My father didn’t go to college, but he was a scientist. After he died, I inherited his old copies of Scientific American—dating from the 1960s to the early 2000s. My father could be a prickly man, and we were estranged when he died. His death came as a surprise to all of us because we thought he was made of more durable stuff.
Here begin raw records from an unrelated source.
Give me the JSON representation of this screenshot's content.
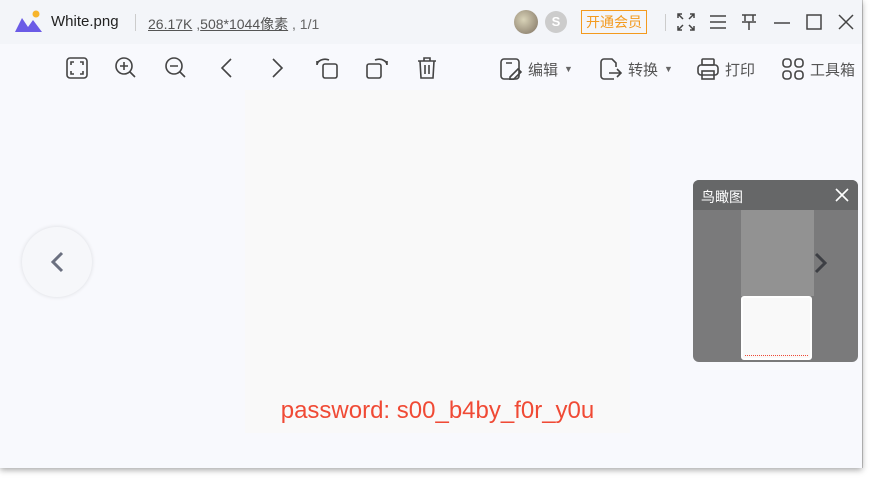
{
  "title": {
    "filename": "White.png",
    "size": "26.17K",
    "dimensions": "508*1044像素",
    "page": "1/1",
    "vip_label": "开通会员"
  },
  "toolbar": {
    "edit": "编辑",
    "convert": "转换",
    "print": "打印",
    "tools": "工具箱"
  },
  "image": {
    "text": "password: s00_b4by_f0r_y0u"
  },
  "birdseye": {
    "title": "鸟瞰图"
  }
}
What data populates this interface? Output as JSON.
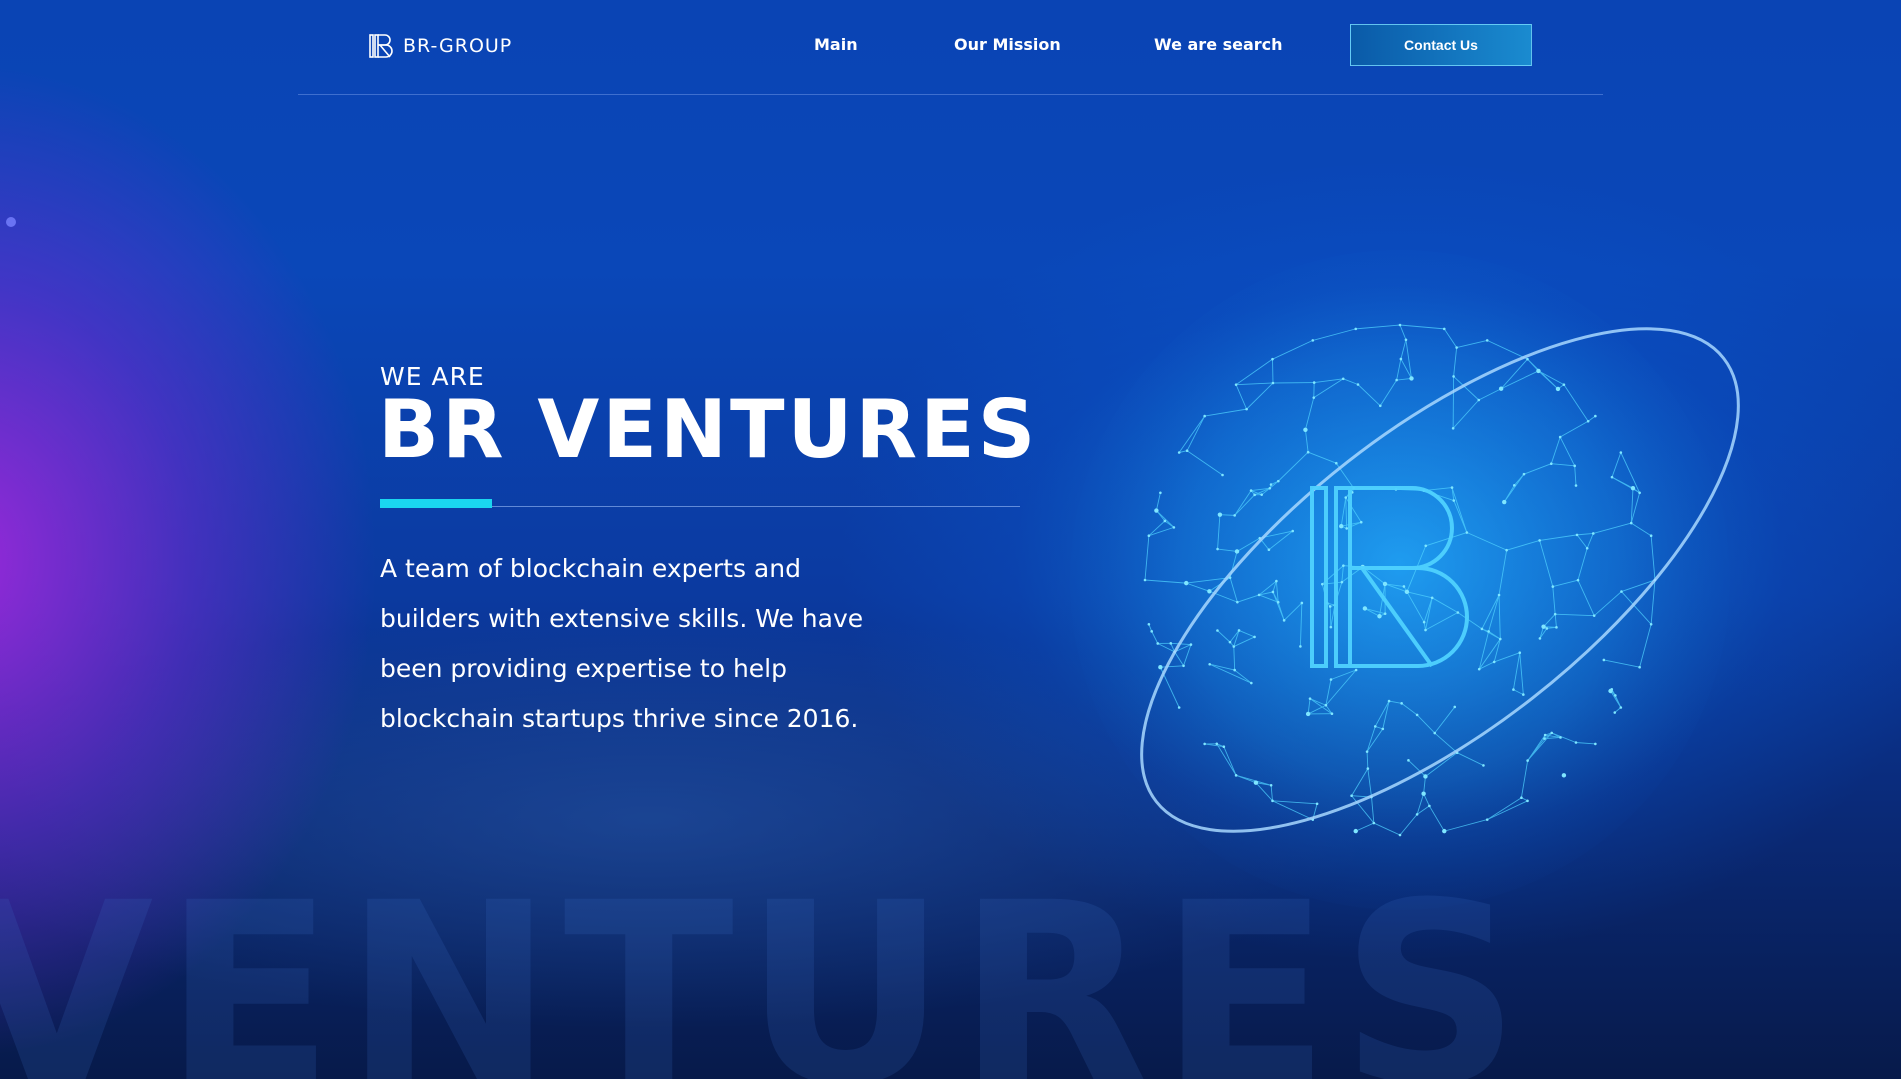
{
  "header": {
    "logo_text": "BR-GROUP",
    "nav": {
      "main": "Main",
      "mission": "Our Mission",
      "search": "We are search"
    },
    "contact_label": "Contact Us"
  },
  "hero": {
    "eyebrow": "WE ARE",
    "title": "BR VENTURES",
    "description": "A team of blockchain experts and builders with extensive skills. We have been providing expertise to help blockchain startups thrive since 2016.",
    "watermark": "VENTURES"
  },
  "colors": {
    "accent": "#1ad6f0",
    "background": "#0a44b4",
    "purple_glow": "#a028dc",
    "globe": "#3cc8ff"
  },
  "icons": {
    "logo": "br-logo-icon",
    "globe": "network-globe-illustration"
  }
}
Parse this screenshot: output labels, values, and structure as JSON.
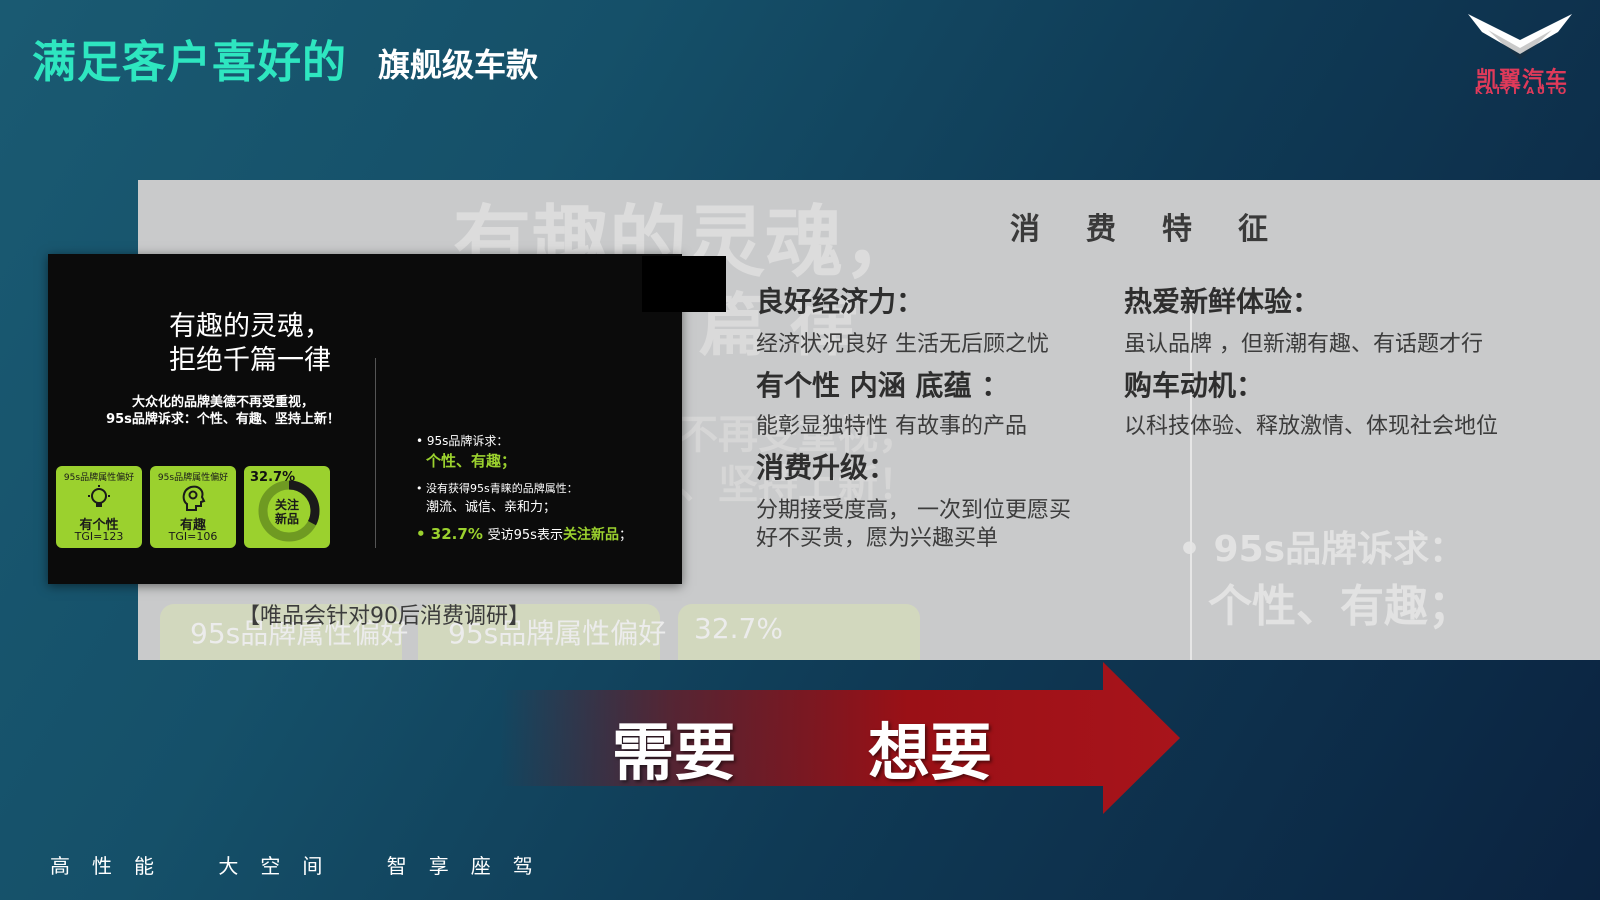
{
  "header": {
    "title": "满足客户喜好的",
    "subtitle": "旗舰级车款",
    "logo_text": "凯翼汽车",
    "logo_sub": "KAIYI AUTO"
  },
  "background_ghost": {
    "line1": "有趣的灵魂，",
    "line2": "篇  律",
    "line3": "不再受重视，",
    "line4": "、坚持上新！",
    "line5": "• 95s品牌诉求：",
    "line6": "个性、有趣；",
    "box1": "95s品牌属性偏好",
    "box2": "95s品牌属性偏好",
    "box3": "32.7%"
  },
  "section_title": "消费特征",
  "features": {
    "left": [
      {
        "heading": "良好经济力：",
        "text": "经济状况良好 生活无后顾之忧"
      },
      {
        "heading": "有个性 内涵 底蕴 ：",
        "text": "能彰显独特性 有故事的产品"
      },
      {
        "heading": "消费升级：",
        "text": "分期接受度高， 一次到位更愿买",
        "text2": "好不买贵，愿为兴趣买单"
      }
    ],
    "right": [
      {
        "heading": "热爱新鲜体验：",
        "text": "虽认品牌 ，但新潮有趣、有话题才行"
      },
      {
        "heading": "购车动机：",
        "text": "以科技体验、释放激情、体现社会地位"
      }
    ]
  },
  "caption": "【唯品会针对90后消费调研】",
  "card": {
    "headline1": "有趣的灵魂，",
    "headline2": "拒绝千篇一律",
    "sub1": "大众化的品牌美德不再受重视，",
    "sub2": "95s品牌诉求：个性、有趣、坚持上新！",
    "tiles": [
      {
        "top": "95s品牌属性偏好",
        "label": "有个性",
        "tgi": "TGI=123",
        "icon": "lightbulb-icon"
      },
      {
        "top": "95s品牌属性偏好",
        "label": "有趣",
        "tgi": "TGI=106",
        "icon": "head-gear-icon"
      }
    ],
    "donut": {
      "pct": "32.7%",
      "label1": "关注",
      "label2": "新品",
      "value": 0.327
    },
    "bullets": {
      "b1": "• 95s品牌诉求：",
      "b1v": "个性、有趣；",
      "b2": "• 没有获得95s青睐的品牌属性：",
      "b2v": "潮流、诚信、亲和力；",
      "b3pct": "• 32.7%",
      "b3t": "受访95s表示",
      "b3h": "关注新品",
      "b3e": "；"
    }
  },
  "arrow": {
    "from": "需要",
    "to": "想要"
  },
  "footer": [
    "高性能",
    "大空间",
    "智享座驾"
  ],
  "colors": {
    "title": "#2ee6c0",
    "accent_green": "#9bd12e",
    "arrow_red": "#8b0f14",
    "logo": "#e03a5a"
  }
}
I’d hoped there would be time to mend things.
Soon after he died, my mother presented me with a trove of my father’s magazines, saying, “He would have wanted you to have these.” I gasped as I thumbed through each dusty issue and recalled how my father had planted the seeds of a scientist’s curiosity in my young brain, seeds that would blossom years later when I returned to school to study for a Ph.D. in genetics.
To learn more about my father’s patents, click on the “A Scientific American” tab above.